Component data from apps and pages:
※ ※ ※

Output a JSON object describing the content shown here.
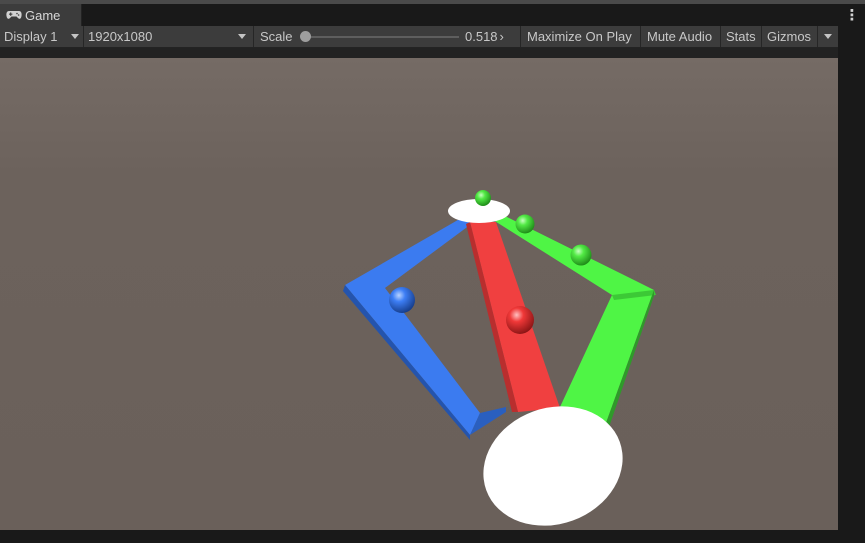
{
  "window": {
    "tab_label": "Game",
    "tab_icon": "gamepad-icon",
    "menu_icon": "kebab-menu-icon"
  },
  "toolbar": {
    "display": "Display 1",
    "resolution": "1920x1080",
    "scale_label": "Scale",
    "scale_value": "0.518",
    "scale_suffix": "›",
    "maximize_on_play": "Maximize On Play",
    "mute_audio": "Mute Audio",
    "stats": "Stats",
    "gizmos": "Gizmos"
  },
  "scene": {
    "background_color": "#6c625c",
    "colors": {
      "blue": "#3d7ef5",
      "red": "#f04040",
      "green": "#4ff545",
      "white": "#ffffff"
    }
  }
}
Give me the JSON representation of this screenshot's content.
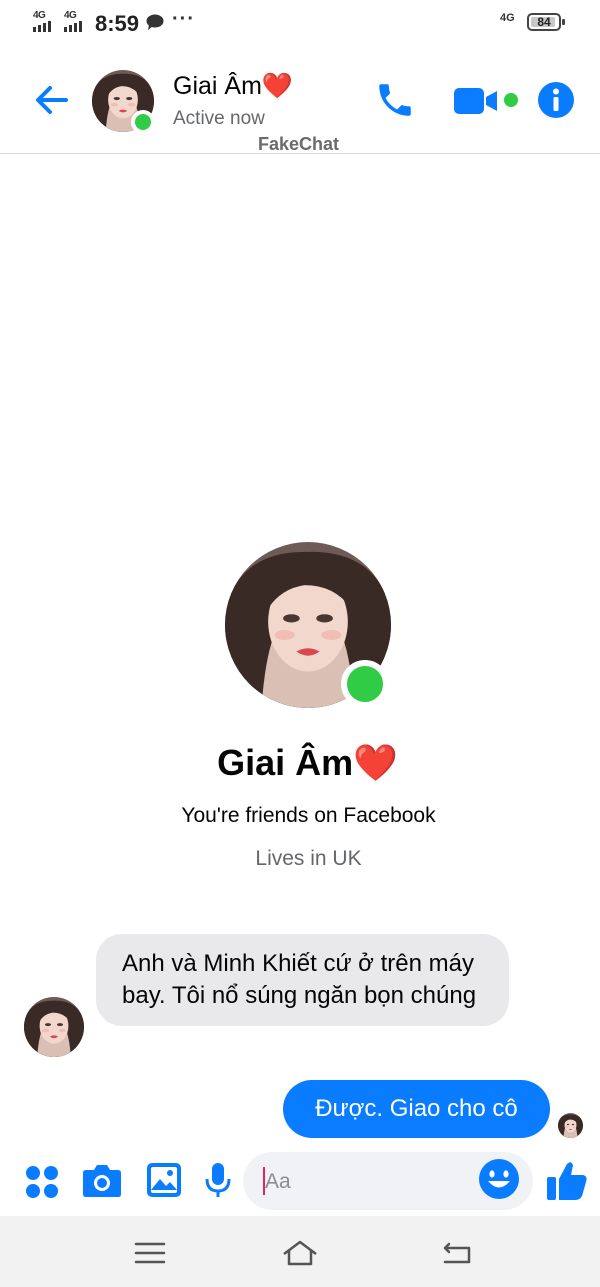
{
  "status_bar": {
    "sim1": "4G",
    "sim2": "4G",
    "time": "8:59",
    "overflow": "···",
    "network": "4G",
    "battery": "84",
    "icons": [
      "signal-bars-icon",
      "message-bubble-icon",
      "battery-icon"
    ]
  },
  "header": {
    "contact_name": "Giai Âm",
    "heart": "❤️",
    "status": "Active now",
    "brand": "FakeChat",
    "icons": [
      "back-arrow-icon",
      "phone-icon",
      "video-camera-icon",
      "info-icon"
    ]
  },
  "profile": {
    "name": "Giai Âm",
    "heart": "❤️",
    "friends_text": "You're friends on Facebook",
    "lives_text": "Lives in UK"
  },
  "messages": [
    {
      "from": "contact",
      "text": "Anh và Minh Khiết cứ ở trên máy bay. Tôi nổ súng ngăn bọn chúng"
    },
    {
      "from": "me",
      "text": "Được. Giao cho cô"
    }
  ],
  "composer": {
    "placeholder": "Aa",
    "icons": [
      "apps-grid-icon",
      "camera-icon",
      "gallery-icon",
      "microphone-icon",
      "emoji-icon",
      "thumbs-up-icon"
    ]
  },
  "nav_bar": {
    "icons": [
      "menu-icon",
      "home-icon",
      "back-icon"
    ]
  },
  "colors": {
    "accent": "#0a7cff",
    "online": "#31cc46",
    "incoming_bubble": "#e9e9eb",
    "secondary_text": "#65676b"
  }
}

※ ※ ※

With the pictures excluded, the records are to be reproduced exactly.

- **Expected answer**
Output a JSON object describing the content shown here.
{
  "window": {
    "tab_label": "Game",
    "tab_icon": "gamepad-icon",
    "menu_icon": "kebab-menu-icon"
  },
  "toolbar": {
    "display": "Display 1",
    "resolution": "1920x1080",
    "scale_label": "Scale",
    "scale_value": "0.518",
    "scale_suffix": "›",
    "maximize_on_play": "Maximize On Play",
    "mute_audio": "Mute Audio",
    "stats": "Stats",
    "gizmos": "Gizmos"
  },
  "scene": {
    "background_color": "#6c625c",
    "colors": {
      "blue": "#3d7ef5",
      "red": "#f04040",
      "green": "#4ff545",
      "white": "#ffffff"
    }
  }
}
Give me the JSON representation of this screenshot's content.
{
  "status_bar": {
    "sim1": "4G",
    "sim2": "4G",
    "time": "8:59",
    "overflow": "···",
    "network": "4G",
    "battery": "84",
    "icons": [
      "signal-bars-icon",
      "message-bubble-icon",
      "battery-icon"
    ]
  },
  "header": {
    "contact_name": "Giai Âm",
    "heart": "❤️",
    "status": "Active now",
    "brand": "FakeChat",
    "icons": [
      "back-arrow-icon",
      "phone-icon",
      "video-camera-icon",
      "info-icon"
    ]
  },
  "profile": {
    "name": "Giai Âm",
    "heart": "❤️",
    "friends_text": "You're friends on Facebook",
    "lives_text": "Lives in UK"
  },
  "messages": [
    {
      "from": "contact",
      "text": "Anh và Minh Khiết cứ ở trên máy bay. Tôi nổ súng ngăn bọn chúng"
    },
    {
      "from": "me",
      "text": "Được. Giao cho cô"
    }
  ],
  "composer": {
    "placeholder": "Aa",
    "icons": [
      "apps-grid-icon",
      "camera-icon",
      "gallery-icon",
      "microphone-icon",
      "emoji-icon",
      "thumbs-up-icon"
    ]
  },
  "nav_bar": {
    "icons": [
      "menu-icon",
      "home-icon",
      "back-icon"
    ]
  },
  "colors": {
    "accent": "#0a7cff",
    "online": "#31cc46",
    "incoming_bubble": "#e9e9eb",
    "secondary_text": "#65676b"
  }
}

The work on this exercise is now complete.